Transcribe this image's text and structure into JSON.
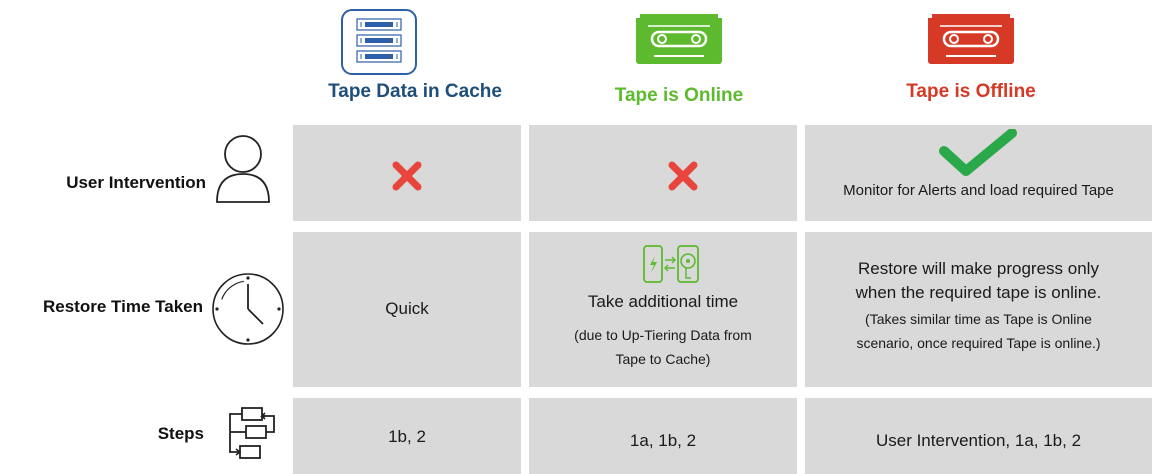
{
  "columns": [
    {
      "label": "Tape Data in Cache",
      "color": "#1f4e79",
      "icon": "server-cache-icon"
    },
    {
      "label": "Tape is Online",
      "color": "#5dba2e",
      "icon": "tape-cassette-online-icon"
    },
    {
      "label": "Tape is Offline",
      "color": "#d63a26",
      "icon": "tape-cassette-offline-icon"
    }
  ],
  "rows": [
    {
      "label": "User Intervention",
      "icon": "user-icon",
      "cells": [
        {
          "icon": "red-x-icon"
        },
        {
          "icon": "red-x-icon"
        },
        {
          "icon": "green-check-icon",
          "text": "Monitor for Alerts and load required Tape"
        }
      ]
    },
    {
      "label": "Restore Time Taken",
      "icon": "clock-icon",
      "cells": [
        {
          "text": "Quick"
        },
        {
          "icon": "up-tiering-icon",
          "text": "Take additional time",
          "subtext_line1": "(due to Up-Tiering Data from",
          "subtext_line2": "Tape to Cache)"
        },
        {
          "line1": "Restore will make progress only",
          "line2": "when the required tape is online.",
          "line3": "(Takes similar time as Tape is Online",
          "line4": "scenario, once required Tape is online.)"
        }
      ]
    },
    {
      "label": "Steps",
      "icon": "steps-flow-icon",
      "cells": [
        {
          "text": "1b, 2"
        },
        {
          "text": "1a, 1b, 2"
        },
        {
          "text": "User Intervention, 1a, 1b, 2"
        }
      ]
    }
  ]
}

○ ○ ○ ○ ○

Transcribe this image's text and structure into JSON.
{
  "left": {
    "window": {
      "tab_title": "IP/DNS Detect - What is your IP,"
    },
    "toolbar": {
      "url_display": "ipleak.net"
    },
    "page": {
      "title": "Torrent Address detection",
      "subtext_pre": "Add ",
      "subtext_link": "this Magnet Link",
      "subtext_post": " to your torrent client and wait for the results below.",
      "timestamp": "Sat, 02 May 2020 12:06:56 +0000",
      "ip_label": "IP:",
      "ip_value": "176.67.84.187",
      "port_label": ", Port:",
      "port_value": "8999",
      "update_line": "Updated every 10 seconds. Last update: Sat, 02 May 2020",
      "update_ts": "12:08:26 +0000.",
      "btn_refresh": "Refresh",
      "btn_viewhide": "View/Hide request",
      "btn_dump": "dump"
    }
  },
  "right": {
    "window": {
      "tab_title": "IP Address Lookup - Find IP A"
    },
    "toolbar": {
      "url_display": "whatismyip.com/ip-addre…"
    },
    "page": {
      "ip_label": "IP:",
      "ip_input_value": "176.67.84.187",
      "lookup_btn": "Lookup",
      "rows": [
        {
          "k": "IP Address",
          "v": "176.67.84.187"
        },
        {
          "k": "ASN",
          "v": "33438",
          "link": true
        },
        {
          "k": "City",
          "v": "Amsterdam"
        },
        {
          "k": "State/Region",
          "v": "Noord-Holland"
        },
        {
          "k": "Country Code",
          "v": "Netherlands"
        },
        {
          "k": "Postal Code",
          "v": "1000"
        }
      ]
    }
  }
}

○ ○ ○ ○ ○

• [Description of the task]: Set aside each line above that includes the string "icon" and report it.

• [Answer to this task]:
      "icon": "server-cache-icon"
      "icon": "tape-cassette-online-icon"
      "icon": "tape-cassette-offline-icon"
      "icon": "user-icon",
          "icon": "red-x-icon"
          "icon": "red-x-icon"
          "icon": "green-check-icon",
      "icon": "clock-icon",
          "icon": "up-tiering-icon",
      "icon": "steps-flow-icon",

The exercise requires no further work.